The expected output is every entry below, exact in every character.

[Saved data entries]

====================

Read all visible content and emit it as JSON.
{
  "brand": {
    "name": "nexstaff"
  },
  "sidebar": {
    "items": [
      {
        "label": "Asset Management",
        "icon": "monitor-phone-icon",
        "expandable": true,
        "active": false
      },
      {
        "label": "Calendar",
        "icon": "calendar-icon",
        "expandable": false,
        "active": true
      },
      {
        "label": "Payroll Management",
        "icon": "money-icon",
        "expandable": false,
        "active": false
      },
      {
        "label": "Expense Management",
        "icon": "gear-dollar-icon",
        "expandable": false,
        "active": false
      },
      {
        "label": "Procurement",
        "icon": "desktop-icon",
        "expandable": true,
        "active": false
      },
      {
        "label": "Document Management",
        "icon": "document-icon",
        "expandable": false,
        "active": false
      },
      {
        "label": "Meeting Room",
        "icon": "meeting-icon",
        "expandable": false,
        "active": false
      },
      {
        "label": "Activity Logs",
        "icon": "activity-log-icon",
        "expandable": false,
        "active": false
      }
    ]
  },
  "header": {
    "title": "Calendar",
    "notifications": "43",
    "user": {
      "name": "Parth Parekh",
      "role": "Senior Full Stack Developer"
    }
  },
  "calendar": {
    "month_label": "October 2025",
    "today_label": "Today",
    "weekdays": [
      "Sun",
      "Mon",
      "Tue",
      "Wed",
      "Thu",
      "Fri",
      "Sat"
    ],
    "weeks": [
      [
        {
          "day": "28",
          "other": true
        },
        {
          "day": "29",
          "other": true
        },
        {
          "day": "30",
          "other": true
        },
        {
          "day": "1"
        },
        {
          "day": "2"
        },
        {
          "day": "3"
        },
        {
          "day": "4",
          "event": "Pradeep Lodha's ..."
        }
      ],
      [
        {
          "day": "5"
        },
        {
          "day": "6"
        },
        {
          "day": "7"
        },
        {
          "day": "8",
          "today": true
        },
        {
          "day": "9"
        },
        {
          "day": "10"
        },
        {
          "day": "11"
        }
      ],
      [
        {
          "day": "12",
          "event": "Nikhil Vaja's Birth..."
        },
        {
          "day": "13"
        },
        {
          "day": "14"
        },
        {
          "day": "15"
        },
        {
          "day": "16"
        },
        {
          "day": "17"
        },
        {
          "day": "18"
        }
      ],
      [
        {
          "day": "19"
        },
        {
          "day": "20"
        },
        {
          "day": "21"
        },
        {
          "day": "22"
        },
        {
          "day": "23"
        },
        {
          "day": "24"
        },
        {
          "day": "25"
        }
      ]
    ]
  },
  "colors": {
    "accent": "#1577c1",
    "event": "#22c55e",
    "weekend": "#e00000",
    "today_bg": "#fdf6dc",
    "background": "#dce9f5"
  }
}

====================

* _Output of the exercise_
Read all visible content and emit it as JSON.
{
  "brand": {
    "name": "nexstaff"
  },
  "sidebar": {
    "items": [
      {
        "label": "Asset Management",
        "icon": "monitor-phone-icon",
        "expandable": true,
        "active": false
      },
      {
        "label": "Calendar",
        "icon": "calendar-icon",
        "expandable": false,
        "active": true
      },
      {
        "label": "Payroll Management",
        "icon": "money-icon",
        "expandable": false,
        "active": false
      },
      {
        "label": "Expense Management",
        "icon": "gear-dollar-icon",
        "expandable": false,
        "active": false
      },
      {
        "label": "Procurement",
        "icon": "desktop-icon",
        "expandable": true,
        "active": false
      },
      {
        "label": "Document Management",
        "icon": "document-icon",
        "expandable": false,
        "active": false
      },
      {
        "label": "Meeting Room",
        "icon": "meeting-icon",
        "expandable": false,
        "active": false
      },
      {
        "label": "Activity Logs",
        "icon": "activity-log-icon",
        "expandable": false,
        "active": false
      }
    ]
  },
  "header": {
    "title": "Calendar",
    "notifications": "43",
    "user": {
      "name": "Parth Parekh",
      "role": "Senior Full Stack Developer"
    }
  },
  "calendar": {
    "month_label": "October 2025",
    "today_label": "Today",
    "weekdays": [
      "Sun",
      "Mon",
      "Tue",
      "Wed",
      "Thu",
      "Fri",
      "Sat"
    ],
    "weeks": [
      [
        {
          "day": "28",
          "other": true
        },
        {
          "day": "29",
          "other": true
        },
        {
          "day": "30",
          "other": true
        },
        {
          "day": "1"
        },
        {
          "day": "2"
        },
        {
          "day": "3"
        },
        {
          "day": "4",
          "event": "Pradeep Lodha's ..."
        }
      ],
      [
        {
          "day": "5"
        },
        {
          "day": "6"
        },
        {
          "day": "7"
        },
        {
          "day": "8",
          "today": true
        },
        {
          "day": "9"
        },
        {
          "day": "10"
        },
        {
          "day": "11"
        }
      ],
      [
        {
          "day": "12",
          "event": "Nikhil Vaja's Birth..."
        },
        {
          "day": "13"
        },
        {
          "day": "14"
        },
        {
          "day": "15"
        },
        {
          "day": "16"
        },
        {
          "day": "17"
        },
        {
          "day": "18"
        }
      ],
      [
        {
          "day": "19"
        },
        {
          "day": "20"
        },
        {
          "day": "21"
        },
        {
          "day": "22"
        },
        {
          "day": "23"
        },
        {
          "day": "24"
        },
        {
          "day": "25"
        }
      ]
    ]
  },
  "colors": {
    "accent": "#1577c1",
    "event": "#22c55e",
    "weekend": "#e00000",
    "today_bg": "#fdf6dc",
    "background": "#dce9f5"
  }
}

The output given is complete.